**What you should do**
Pictures must not be copied, but every entry must be reproduced exactly.

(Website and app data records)
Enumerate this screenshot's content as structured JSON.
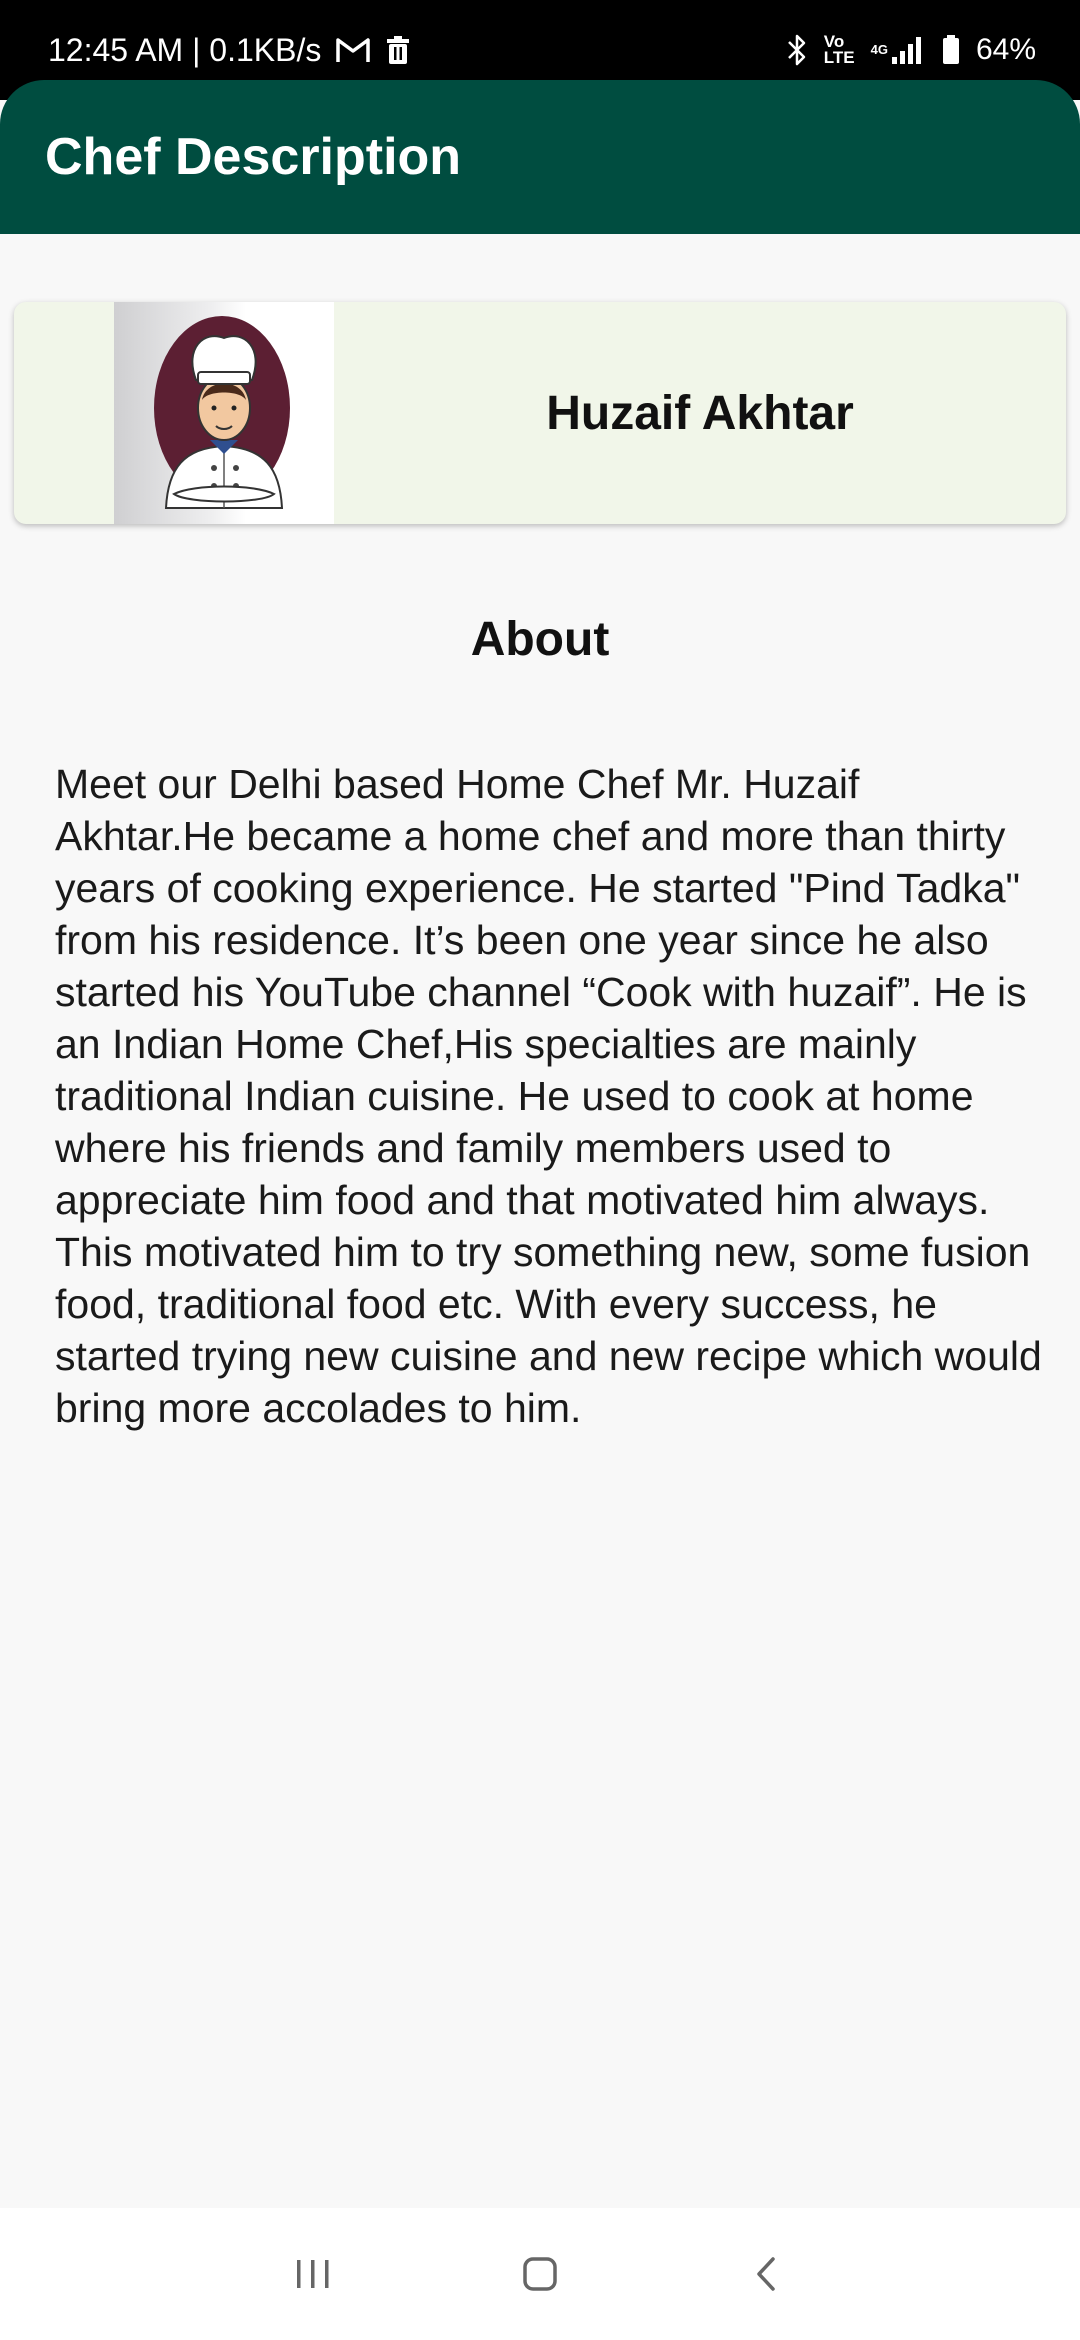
{
  "status_bar": {
    "time_speed": "12:45 AM | 0.1KB/s",
    "volte_top": "Vo",
    "volte_bottom": "LTE",
    "network": "4G",
    "battery": "64%"
  },
  "app_bar": {
    "title": "Chef Description"
  },
  "chef": {
    "name": "Huzaif Akhtar"
  },
  "about": {
    "heading": "About",
    "text": "Meet our Delhi based Home Chef Mr. Huzaif Akhtar.He became a home chef and more than thirty years of cooking experience. He started \"Pind Tadka\" from his residence. It’s been one year since he also started his YouTube channel “Cook with huzaif”. He is an Indian Home Chef,His specialties are mainly traditional Indian cuisine. He used to cook at home where his friends and family members used to appreciate him food and that motivated him always. This motivated him to try something new, some fusion food, traditional food etc. With every success, he started trying new cuisine and new recipe which would bring more accolades to him."
  },
  "icons": {
    "status_left": [
      "gmail-icon",
      "trash-icon"
    ],
    "status_right": [
      "bluetooth-icon",
      "volte-icon",
      "signal-icon",
      "battery-icon"
    ],
    "nav": [
      "recent-apps-icon",
      "home-icon",
      "back-icon"
    ]
  },
  "colors": {
    "app_bar": "#004d40",
    "card_background": "#f1f6e9",
    "page_background": "#f8f8f8",
    "chef_backdrop": "#5c1f33"
  }
}
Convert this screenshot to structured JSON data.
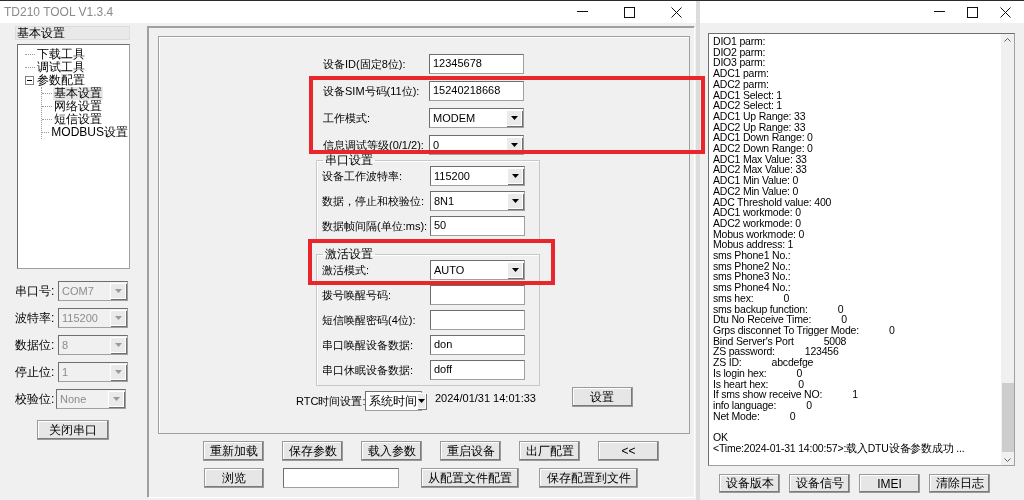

**Solution for this task**
Enumerate this screenshot's content as structured JSON.
{
  "status_bar": {
    "time_speed": "12:45 AM | 0.1KB/s",
    "volte_top": "Vo",
    "volte_bottom": "LTE",
    "network": "4G",
    "battery": "64%"
  },
  "app_bar": {
    "title": "Chef Description"
  },
  "chef": {
    "name": "Huzaif Akhtar"
  },
  "about": {
    "heading": "About",
    "text": "Meet our Delhi based Home Chef Mr. Huzaif Akhtar.He became a home chef and more than thirty years of cooking experience. He started \"Pind Tadka\" from his residence. It’s been one year since he also started his YouTube channel “Cook with huzaif”. He is an Indian Home Chef,His specialties are mainly traditional Indian cuisine. He used to cook at home where his friends and family members used to appreciate him food and that motivated him always. This motivated him to try something new, some fusion food, traditional food etc. With every success, he started trying new cuisine and new recipe which would bring more accolades to him."
  },
  "icons": {
    "status_left": [
      "gmail-icon",
      "trash-icon"
    ],
    "status_right": [
      "bluetooth-icon",
      "volte-icon",
      "signal-icon",
      "battery-icon"
    ],
    "nav": [
      "recent-apps-icon",
      "home-icon",
      "back-icon"
    ]
  },
  "colors": {
    "app_bar": "#004d40",
    "card_background": "#f1f6e9",
    "page_background": "#f8f8f8",
    "chef_backdrop": "#5c1f33"
  }
}
Convert this screenshot to structured JSON data.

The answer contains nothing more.